BEGIN

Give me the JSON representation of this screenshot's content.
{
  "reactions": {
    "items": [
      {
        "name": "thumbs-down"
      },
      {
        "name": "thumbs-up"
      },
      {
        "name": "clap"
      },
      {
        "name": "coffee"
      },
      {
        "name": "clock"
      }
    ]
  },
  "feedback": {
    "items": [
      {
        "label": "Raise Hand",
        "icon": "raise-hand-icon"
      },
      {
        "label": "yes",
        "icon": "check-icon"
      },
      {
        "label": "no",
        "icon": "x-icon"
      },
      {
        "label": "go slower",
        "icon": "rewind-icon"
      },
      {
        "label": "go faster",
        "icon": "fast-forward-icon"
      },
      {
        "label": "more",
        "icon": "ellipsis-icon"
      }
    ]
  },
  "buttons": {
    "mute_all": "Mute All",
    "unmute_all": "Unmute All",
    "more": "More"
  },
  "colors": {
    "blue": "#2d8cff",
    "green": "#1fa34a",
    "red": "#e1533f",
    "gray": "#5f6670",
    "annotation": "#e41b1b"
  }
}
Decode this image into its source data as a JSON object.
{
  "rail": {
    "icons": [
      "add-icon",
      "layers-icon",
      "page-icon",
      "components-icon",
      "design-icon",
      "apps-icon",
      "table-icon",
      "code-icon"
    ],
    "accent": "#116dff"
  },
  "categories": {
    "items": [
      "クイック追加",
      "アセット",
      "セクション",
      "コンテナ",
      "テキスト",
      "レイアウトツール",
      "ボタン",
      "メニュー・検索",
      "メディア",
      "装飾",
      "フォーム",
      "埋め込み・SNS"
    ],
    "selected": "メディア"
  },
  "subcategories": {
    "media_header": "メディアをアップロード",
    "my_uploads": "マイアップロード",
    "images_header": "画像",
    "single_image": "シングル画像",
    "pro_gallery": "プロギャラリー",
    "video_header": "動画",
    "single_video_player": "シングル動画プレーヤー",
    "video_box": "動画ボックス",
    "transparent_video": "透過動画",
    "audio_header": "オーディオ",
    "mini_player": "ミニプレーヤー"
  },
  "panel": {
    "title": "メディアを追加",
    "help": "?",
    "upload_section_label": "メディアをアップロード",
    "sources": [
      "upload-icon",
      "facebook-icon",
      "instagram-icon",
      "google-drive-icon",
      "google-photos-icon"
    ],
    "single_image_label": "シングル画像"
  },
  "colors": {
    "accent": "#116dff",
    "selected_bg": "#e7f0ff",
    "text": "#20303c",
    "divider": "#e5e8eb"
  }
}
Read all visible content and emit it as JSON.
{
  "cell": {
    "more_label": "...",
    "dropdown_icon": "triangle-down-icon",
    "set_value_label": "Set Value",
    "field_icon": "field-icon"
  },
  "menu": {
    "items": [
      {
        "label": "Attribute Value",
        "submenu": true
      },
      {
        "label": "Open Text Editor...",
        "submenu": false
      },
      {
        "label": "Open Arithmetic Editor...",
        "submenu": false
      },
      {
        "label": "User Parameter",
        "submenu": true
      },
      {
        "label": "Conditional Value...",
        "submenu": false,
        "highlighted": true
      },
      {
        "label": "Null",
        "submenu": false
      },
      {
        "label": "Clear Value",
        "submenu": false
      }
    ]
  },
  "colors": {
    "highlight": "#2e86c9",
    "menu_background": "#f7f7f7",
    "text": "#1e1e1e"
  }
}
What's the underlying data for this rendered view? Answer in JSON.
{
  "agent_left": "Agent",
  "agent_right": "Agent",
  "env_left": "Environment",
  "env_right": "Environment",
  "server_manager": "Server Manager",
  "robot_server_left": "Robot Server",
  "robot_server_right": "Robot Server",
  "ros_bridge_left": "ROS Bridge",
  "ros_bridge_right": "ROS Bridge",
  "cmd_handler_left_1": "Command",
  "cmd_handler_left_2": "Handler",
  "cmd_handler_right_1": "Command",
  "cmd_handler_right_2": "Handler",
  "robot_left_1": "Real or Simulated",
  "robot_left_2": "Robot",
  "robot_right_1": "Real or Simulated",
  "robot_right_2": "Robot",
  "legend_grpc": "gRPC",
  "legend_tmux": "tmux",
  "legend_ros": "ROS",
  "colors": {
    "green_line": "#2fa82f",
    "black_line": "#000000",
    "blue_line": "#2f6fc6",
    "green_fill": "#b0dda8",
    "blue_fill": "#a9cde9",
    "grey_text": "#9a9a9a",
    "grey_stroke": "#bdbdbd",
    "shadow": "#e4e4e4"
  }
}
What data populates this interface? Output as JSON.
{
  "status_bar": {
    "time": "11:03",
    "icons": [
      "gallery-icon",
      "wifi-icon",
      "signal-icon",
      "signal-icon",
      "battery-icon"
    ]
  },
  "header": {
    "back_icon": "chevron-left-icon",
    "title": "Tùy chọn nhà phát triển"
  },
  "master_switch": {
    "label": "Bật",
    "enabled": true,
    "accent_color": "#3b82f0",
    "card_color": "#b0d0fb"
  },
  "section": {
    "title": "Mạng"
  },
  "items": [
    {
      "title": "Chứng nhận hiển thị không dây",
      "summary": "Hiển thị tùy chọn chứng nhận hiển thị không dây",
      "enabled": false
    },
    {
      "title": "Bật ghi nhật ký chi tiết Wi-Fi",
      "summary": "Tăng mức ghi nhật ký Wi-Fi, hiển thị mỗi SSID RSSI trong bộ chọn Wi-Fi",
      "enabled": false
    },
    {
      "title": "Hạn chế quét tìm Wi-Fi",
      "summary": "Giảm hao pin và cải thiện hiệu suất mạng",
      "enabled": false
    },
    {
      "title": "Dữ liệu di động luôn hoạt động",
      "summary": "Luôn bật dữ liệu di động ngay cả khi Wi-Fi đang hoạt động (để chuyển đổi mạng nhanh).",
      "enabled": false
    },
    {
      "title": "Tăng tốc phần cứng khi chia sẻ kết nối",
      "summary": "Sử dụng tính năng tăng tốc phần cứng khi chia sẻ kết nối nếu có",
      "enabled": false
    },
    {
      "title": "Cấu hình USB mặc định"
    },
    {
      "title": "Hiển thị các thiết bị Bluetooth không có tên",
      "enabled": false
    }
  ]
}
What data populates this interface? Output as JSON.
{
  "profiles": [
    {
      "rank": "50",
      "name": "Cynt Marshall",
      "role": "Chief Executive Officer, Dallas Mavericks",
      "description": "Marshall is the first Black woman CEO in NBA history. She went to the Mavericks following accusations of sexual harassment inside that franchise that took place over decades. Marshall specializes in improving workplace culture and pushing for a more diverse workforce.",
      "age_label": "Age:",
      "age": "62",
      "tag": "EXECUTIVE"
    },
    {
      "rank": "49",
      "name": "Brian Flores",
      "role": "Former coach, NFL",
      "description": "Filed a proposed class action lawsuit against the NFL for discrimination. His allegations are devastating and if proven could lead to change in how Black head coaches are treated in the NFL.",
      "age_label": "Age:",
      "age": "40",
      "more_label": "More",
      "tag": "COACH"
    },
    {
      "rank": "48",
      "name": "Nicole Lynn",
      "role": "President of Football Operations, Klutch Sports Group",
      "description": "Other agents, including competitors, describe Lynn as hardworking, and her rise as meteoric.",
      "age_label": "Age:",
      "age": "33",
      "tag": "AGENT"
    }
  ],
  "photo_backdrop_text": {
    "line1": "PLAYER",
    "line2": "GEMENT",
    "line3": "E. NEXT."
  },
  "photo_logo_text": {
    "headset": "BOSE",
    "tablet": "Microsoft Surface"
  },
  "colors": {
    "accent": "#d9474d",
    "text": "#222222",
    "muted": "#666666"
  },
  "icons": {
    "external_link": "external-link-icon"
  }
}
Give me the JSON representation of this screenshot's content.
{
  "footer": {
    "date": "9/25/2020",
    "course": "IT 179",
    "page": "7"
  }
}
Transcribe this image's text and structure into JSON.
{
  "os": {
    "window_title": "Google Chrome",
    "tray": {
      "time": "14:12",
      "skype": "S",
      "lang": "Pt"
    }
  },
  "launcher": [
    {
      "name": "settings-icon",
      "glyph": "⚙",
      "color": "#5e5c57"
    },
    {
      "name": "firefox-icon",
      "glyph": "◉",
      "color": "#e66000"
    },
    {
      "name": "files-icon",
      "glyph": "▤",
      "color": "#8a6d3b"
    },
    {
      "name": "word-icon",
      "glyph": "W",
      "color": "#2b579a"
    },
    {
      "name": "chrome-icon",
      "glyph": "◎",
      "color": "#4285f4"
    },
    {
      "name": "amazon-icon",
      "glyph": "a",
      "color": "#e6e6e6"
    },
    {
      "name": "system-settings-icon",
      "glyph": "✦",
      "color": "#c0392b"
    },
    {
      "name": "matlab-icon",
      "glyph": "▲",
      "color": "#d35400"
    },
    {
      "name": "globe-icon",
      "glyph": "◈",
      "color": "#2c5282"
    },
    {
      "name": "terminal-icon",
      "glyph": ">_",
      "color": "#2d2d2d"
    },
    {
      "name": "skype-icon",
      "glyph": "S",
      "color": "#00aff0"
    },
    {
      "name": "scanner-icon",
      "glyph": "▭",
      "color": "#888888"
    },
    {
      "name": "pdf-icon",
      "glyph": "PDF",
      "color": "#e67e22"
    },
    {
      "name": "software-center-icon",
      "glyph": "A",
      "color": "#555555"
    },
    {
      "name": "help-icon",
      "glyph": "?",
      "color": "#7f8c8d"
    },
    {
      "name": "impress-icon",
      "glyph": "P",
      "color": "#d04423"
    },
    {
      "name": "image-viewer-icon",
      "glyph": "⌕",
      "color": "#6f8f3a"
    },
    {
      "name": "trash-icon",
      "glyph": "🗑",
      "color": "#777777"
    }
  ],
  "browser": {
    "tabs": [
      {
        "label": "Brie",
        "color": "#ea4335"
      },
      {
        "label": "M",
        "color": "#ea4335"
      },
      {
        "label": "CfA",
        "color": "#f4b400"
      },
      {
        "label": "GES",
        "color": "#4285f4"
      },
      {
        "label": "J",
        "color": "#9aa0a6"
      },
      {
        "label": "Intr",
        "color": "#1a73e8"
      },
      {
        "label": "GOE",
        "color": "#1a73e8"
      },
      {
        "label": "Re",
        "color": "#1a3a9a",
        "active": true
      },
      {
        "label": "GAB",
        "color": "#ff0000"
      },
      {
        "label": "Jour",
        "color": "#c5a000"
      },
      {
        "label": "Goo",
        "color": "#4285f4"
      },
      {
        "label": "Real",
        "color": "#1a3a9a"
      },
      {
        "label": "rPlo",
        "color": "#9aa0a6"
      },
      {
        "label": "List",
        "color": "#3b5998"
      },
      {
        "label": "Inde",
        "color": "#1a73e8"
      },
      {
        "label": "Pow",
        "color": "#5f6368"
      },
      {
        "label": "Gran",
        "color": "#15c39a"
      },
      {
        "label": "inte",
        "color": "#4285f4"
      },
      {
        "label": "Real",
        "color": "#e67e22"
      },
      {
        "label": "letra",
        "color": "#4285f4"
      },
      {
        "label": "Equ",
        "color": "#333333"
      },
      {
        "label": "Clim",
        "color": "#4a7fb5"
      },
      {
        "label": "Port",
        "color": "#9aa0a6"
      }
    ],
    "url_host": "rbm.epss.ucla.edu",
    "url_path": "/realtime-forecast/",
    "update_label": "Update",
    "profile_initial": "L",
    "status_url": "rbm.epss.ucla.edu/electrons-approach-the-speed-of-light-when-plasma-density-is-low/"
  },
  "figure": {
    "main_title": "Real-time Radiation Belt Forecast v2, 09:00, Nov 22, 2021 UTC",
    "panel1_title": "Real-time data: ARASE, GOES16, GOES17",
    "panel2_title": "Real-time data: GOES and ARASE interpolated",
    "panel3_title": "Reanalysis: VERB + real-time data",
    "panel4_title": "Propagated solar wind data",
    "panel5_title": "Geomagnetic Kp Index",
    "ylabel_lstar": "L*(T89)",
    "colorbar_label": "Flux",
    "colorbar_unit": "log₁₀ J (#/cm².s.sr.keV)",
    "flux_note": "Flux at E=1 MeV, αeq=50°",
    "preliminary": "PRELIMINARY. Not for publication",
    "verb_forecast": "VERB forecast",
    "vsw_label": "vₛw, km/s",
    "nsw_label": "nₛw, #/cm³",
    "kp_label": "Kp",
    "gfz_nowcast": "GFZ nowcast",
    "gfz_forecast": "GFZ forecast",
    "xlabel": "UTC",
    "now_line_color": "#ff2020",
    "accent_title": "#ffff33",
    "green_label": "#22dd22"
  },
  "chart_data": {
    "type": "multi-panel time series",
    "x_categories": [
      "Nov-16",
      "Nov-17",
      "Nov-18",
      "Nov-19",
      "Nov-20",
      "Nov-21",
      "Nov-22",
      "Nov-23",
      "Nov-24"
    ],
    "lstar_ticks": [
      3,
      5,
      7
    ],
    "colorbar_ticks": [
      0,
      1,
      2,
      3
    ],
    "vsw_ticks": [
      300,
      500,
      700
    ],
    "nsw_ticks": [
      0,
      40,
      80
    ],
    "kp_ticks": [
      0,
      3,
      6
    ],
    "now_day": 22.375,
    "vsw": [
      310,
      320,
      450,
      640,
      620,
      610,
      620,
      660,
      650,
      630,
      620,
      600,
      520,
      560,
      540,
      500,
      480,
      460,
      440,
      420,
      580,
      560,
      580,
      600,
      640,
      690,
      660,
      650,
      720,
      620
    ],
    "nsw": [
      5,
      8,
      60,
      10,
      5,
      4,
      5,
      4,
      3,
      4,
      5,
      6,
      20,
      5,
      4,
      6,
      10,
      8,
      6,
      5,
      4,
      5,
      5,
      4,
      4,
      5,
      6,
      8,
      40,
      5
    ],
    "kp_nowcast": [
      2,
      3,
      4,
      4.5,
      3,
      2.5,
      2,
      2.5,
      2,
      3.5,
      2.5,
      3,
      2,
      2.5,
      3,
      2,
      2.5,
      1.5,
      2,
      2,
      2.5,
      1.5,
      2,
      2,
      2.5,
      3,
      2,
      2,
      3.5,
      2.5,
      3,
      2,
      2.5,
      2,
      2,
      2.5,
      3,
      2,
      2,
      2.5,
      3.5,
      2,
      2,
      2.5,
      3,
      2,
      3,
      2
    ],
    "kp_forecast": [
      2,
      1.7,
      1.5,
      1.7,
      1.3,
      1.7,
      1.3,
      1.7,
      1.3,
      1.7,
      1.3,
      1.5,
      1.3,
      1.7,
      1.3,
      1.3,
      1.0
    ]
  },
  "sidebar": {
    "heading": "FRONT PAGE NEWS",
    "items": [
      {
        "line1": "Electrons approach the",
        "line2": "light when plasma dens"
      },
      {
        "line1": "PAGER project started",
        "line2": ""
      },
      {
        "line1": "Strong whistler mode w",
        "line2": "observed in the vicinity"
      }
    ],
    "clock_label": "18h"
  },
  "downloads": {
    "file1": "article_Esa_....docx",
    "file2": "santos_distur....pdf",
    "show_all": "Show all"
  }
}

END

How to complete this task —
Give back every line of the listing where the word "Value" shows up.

Answer —
    "set_value_label": "Set Value",
        "label": "Attribute Value",
        "label": "Conditional Value...",
        "label": "Clear Value",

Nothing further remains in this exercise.